The Greater Arkansas River Nature Association (GARNA) Friends of Fourmile was awarded a $26,300 grant from the Chaffee Common Ground Fund in early 2020, aiming to revise the Fourmile Travel Management Area Recreation Guide and to update the recreation map opening the Fourmile area east of Buena Vista.
The grant also supported the creation of new detailed maps of the growing trail system and the development of guidelines to encourage and educate users on safe, low-impact, sustainable public land use.
The new brochures, which include an updated map of the area, emphasize controlling visitor impact and focus less on promoting the area. There is currently a three-year supply (18,000 copies) of the new brochures. The updated kiosk map panels include maps of new and existing trails in increased detail, trail difficulty ratings, and messaging on responsible recreation.
The kiosks also feature panels focused on trail etiquette for all patrons, including guidelines to reduce the resource impact of dispersed camping; tips for hikers, bikers, and other non-motorized trail users; and reminders about safe, enjoyable, low-impact motorized riding. Another aspect of the project is the reprinting of the Salida District National Forests Motorized Vehicle Travel brochure. 30,000 copies of a revised brochure were printed and will be available in agency offices and at new motorized etiquette kiosks.
Fourmile spans 100,000 acres of public lands and is jointly managed by the USFS’s Salida District and Royal Gorge Office of the Bureau of Land Management. In addition to the Common Ground grant, the Bureau of Land Management (BLM), the Town of Buena Vista, and the Buena Vista Singletrack Coalition (BVSC) contributed to the project, as well as the U.S. Forest Service.
Close collaboration with these groups as well as the Chaffee County Visitor’s Bureau, Central Colorado Mountain Riders, and Colorado Off-Road Enterprises brought detailed conceptual input. Each new kiosk panel was reviewed by more than a dozen different participants and approved by the two agencies.

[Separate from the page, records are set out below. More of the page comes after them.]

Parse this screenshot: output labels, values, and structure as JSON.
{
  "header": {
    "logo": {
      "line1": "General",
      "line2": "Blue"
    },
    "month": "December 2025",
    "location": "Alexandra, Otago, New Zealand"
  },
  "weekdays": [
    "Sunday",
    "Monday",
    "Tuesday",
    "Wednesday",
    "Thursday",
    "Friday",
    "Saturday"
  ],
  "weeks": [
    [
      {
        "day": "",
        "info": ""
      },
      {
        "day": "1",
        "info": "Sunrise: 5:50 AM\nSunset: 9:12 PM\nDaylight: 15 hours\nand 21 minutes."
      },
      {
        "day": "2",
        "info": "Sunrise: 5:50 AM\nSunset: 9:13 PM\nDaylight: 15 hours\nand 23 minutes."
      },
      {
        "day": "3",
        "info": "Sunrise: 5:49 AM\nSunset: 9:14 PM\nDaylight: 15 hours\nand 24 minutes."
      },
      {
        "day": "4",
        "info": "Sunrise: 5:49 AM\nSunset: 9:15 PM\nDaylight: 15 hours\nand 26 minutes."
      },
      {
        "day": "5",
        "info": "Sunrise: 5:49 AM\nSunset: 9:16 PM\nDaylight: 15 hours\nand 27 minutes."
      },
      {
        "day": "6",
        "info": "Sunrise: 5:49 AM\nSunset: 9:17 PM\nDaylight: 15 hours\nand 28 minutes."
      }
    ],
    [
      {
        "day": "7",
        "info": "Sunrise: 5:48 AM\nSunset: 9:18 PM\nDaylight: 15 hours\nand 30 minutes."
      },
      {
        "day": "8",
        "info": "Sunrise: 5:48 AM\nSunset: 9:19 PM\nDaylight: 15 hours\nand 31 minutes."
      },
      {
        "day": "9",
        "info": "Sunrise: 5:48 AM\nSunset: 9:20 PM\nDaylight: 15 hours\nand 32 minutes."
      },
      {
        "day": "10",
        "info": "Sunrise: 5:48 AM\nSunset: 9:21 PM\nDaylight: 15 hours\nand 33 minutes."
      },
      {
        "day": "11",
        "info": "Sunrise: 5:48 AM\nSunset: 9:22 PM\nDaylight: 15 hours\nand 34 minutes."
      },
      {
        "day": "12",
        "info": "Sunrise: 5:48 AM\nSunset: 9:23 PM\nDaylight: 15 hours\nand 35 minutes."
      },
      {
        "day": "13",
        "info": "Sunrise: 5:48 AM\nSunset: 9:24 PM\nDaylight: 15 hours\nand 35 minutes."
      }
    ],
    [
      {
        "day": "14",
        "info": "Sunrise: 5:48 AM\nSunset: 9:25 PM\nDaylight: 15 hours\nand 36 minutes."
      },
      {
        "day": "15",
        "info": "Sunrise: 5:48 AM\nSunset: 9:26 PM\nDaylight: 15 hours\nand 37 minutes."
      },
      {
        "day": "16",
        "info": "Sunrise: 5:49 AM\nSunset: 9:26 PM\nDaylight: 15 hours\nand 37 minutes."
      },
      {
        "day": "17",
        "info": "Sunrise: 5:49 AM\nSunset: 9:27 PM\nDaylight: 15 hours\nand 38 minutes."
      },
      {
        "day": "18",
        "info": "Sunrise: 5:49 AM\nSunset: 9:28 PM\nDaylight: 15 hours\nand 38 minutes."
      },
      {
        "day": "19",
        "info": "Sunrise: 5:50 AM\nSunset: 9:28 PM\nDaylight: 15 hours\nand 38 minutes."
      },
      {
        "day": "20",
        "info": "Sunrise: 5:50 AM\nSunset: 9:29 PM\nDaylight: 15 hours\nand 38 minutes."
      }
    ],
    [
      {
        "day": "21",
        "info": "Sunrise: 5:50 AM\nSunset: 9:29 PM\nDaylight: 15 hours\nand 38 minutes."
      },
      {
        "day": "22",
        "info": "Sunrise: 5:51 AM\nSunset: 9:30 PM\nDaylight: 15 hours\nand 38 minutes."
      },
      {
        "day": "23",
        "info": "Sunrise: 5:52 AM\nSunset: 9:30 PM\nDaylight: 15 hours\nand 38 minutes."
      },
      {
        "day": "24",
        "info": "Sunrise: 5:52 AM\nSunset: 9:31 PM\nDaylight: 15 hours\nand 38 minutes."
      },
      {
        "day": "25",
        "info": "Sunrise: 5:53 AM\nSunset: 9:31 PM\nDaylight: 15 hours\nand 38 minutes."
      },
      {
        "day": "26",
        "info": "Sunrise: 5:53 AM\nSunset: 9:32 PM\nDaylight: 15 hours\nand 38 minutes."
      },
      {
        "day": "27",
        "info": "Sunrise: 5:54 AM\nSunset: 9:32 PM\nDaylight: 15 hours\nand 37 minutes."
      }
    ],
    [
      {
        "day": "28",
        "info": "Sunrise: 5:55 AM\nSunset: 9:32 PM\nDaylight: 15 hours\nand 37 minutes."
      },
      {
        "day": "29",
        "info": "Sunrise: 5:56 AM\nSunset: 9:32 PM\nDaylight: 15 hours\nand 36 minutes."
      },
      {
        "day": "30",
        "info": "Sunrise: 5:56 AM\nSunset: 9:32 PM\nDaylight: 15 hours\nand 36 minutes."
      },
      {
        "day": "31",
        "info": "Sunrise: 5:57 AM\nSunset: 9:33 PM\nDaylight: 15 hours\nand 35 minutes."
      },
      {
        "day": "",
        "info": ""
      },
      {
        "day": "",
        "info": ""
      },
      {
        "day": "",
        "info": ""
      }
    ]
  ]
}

Long-time Friends of Fourmile volunteers and project contractors Alan Robinson and Kathy McCoy led project management and graphic design. Robinson says the guiding principles of the project are to help visitors understand that their recreation has impacts, not only on Fourmile’s physical resources and wildlife but on the enjoyment of others who come to recreate there.
“We’re looking to educate our visiting public on what sort of impacts recreation has on the land, and what sort of impacts it has on other visitors, other people who are there to recreate at the same time,” Robinson says. “And we would like them to, in effect, modify their behavior so that they have minimum impact on those resources.”
Robinson feels there are many ways to reduce the human impact on these public lands:
- Detailed, accurate maps with trail difficulty ratings and pointers on safety encourage visitors to “Stay the Trail,” reducing the use of unauthorized routes and supporting safe enjoyable experiences.
- Posters and panels on trail-and-land-use “etiquette” help educate overnight campers, cyclists, hikers, and off-highway vehicle users on “best practices” for enjoying their time in Fourmile while reducing wildfire risks, minimizing trash, preventing campsite expansion, and sharing roads and trails.
McCoy, who worked on graphic design, worked with project partners to identify the most important and useful map details and behavioral messages. The project team then wrote and designed the materials to convey the information and messages in a positive, user-friendly way.
“This is a fun challenge,” McCoy says, “when there are many points people really need to know but you don’t want them overwhelmed by dos and don’ts.”
Project development, distribution, and panel installation faced a number of unique hurdles due to the pandemic. However, with collaboration, hands-on assistance from project partners, and many face masked volunteer hours, most of the work was completed before Fourmile’s busy Memorial Day weekend, which hit all-time highs for use in 2020.
New maps and panels were placed in 17 existing kiosks before Memorial Day, and new kiosks and panels were constructed and placed this past fall with partner labor. As of this spring, Fourmile will have a total of 44 kiosks once the final five kiosks from the project are completed.
The Common Ground grant wrapped up on schedule by the end of the year. Fourmile’s 2020 sign project is one element of the Envision Recreation in Balance Program that is working to manage the rapid growth of outdoor tourism in ways that sustain the local tourism economy, natural resources, and exceptional outdoor experiences. Program goals were developed for the Chaffee Recreation Council to deliver an all-lands management plan by mid-2021.